(Adds gold, oil settlement prices)
* China's yuan surges to 16-month high on economic data
* Gold slips as dollar rebounds, all eyes on Fed
* Oil rises but bleaker demand outlook weighs
* Central bank meetings dominate week's agenda
* Graphic: 2020 asset performance http://tmsnrt.rs/2yaDPgn
* Graphic: World FX rates in 2020 http://tmsnrt.rs/2egbfVh
By Herbert Lash
NEW YORK, Sept 15 (Reuters) - Global equities rallied on
Tuesday, first on upbeat Chinese data and later on an increase
in U.S. factory output, while the dollar see-sawed on
uncertainty regarding the Federal Reserve's outlook on the
economy when policymakers meet this week.
Gold retreated and investors drove longer-term U.S. Treasury
yields higher, steepening the closely-watched yield curve, as
the Fed began a two-day meeting.
U.S. factory production increased for a fourth straight
month in August despite signs of strain in the recovery, while
U.S. import prices rose more than expected, supporting the view
that inflation pressures were building.

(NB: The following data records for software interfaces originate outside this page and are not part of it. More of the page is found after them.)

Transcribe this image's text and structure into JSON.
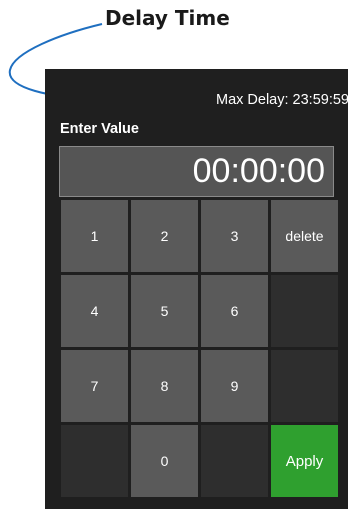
{
  "annotation": {
    "callout_text": "Delay Time"
  },
  "keypad_panel": {
    "max_delay": "Max Delay: 23:59:59",
    "enter_label": "Enter Value",
    "display_value": "00:00:00",
    "keys": {
      "k1": "1",
      "k2": "2",
      "k3": "3",
      "delete": "delete",
      "k4": "4",
      "k5": "5",
      "k6": "6",
      "k7": "7",
      "k8": "8",
      "k9": "9",
      "k0": "0",
      "apply": "Apply"
    }
  },
  "colors": {
    "panel_background": "#1f1f1f",
    "key_background": "#5a5a5a",
    "blank_key_background": "#2e2e2e",
    "apply_button": "#2fa02f",
    "callout_arrow": "#1f6fc0"
  }
}
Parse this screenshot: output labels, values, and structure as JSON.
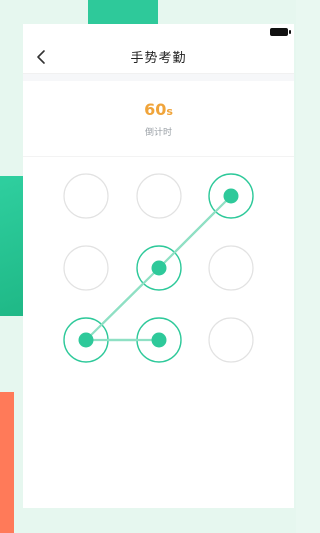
{
  "header": {
    "title": "手势考勤"
  },
  "timer": {
    "value": "60",
    "unit": "s",
    "label": "倒计时"
  },
  "pattern": {
    "grid_rows": 3,
    "grid_cols": 3,
    "selected_sequence": [
      {
        "row": 1,
        "col": 3
      },
      {
        "row": 2,
        "col": 2
      },
      {
        "row": 3,
        "col": 1
      },
      {
        "row": 3,
        "col": 2
      }
    ]
  },
  "icons": {
    "back": "chevron-left-icon",
    "battery": "battery-icon"
  },
  "colors": {
    "accent_green": "#2ec99a",
    "timer_orange": "#f0a43a",
    "inactive_ring": "#e2e2e2"
  }
}
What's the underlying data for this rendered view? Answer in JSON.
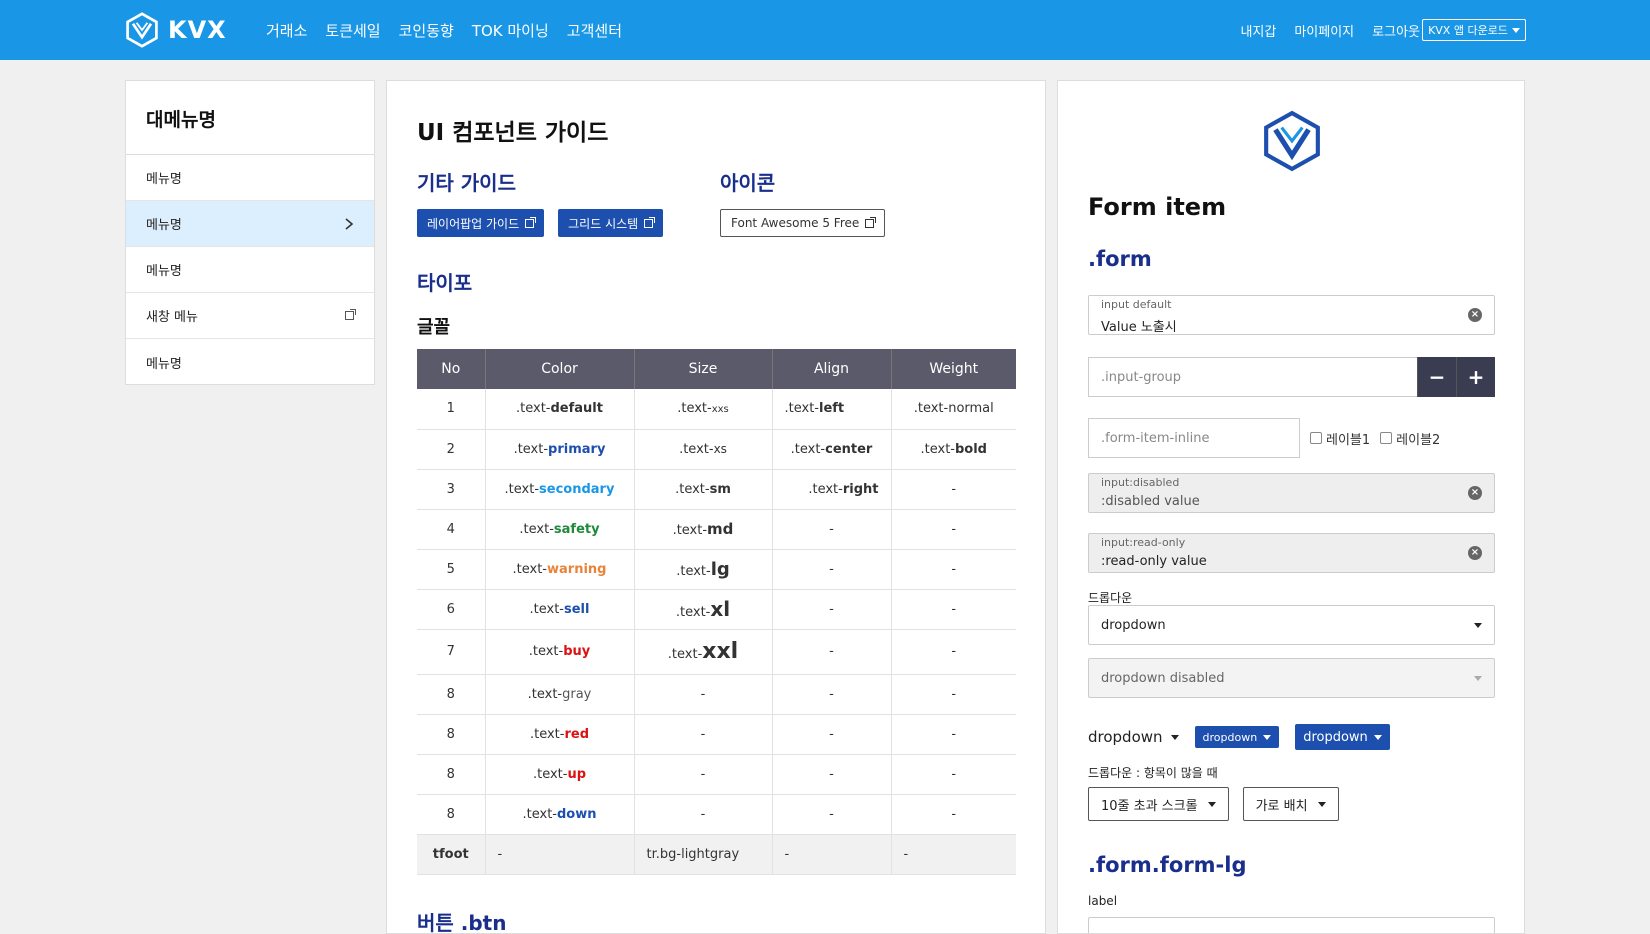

The Fed in the last Federal Open Market Committee meeting
embarked on a new approach to inflation, voting to allow its
pace to run above average for longer to ensure the recovery
isn't snuffed just when the economy begins to roll.
"We believe the Fed's commitment to stoking inflation could
cause dramatic volatility in interest rates, which could hurt
stock prices," said Andrew Smith, chief investment strategist at
Delos Capital Advisors in Dallas.
Data showed Chinese industrial output accelerated the most
in eight months in August, up 5.6%, to spark a jump in the yuan
to a 16-month high. Retail sales in China also grew for
the first time this year, beating forecasts.
Commodity-linked currencies such as the Australian,
New Zealand, and Canadian dollars gained after
the positive Chinese data.
"China is an economic winner at this point in the pandemic,"
said Kit Juckes, head of FX strategy at Societe Generale.
MSCI's all-country world index rose 0.65% to
576.43, while Europe's broad FTSEurofirst 300 index
added 0.71% to 1,439.08.
On Wall Street, the Dow Jones Industrial Average rose
0.29%, the S&P 500 gained 0.72% and the Nasdaq Composite
The S&P tech index jumped 1.0% as it recovered for
a second day from a plunge at the end of last week that had
knocked the Nasdaq into corrective territory, defined as a 10%
slide from a recent peak.
MSCI's emerging markets index rose 0.75%.
The euro initially gained after the ZEW economic sentiment
survey showed investor sentiment in Germany rose in September,
but later slipped amid headwinds from Brexit and rising
Euro zone bond yields were steady to a bit lower, shrugging
off the positive economic sentiment data from Germany and the
improvement in risk appetite that lifted global stock markets.
The dollar index rose 0.024%, with the euro
down 0.16% to $1.1849.
The Japanese yen strengthened 0.26% versus the
greenback at 105.45 per dollar.
Overnight, MSCI's broadest index of Asia-Pacific shares
outside Japan added 0.5% for a fourth straight
day of gains that have boosted it 3% for the year after its
recent reversal from its coronavirus plunge.
In commodity markets, most industrial metals were bolstered
by the robust Chinese data.
Oil prices rose, supported by hurricane supply disruptions
in the United States, but forecasts of a slower-than-expected
recovery in global demand from the pandemic weighed.
Brent crude futures rose 92 cents to settle at
$40.53 a barrel. U.S. crude futures settled up $1.02 at
$38.28 a barrel.
Gold slipped from a near-two week high as the dollar rose,
although hopes for a dovish monetary policy stance from the Fed
limited the safe-haven metals' losses.
U.S. gold futures settled up 0.1% at $1,966.20 an
(Reporting by Herbert Lash, additional reporting by Elizabeth
Howcroft in London; editing by Daniel Grebler and Nick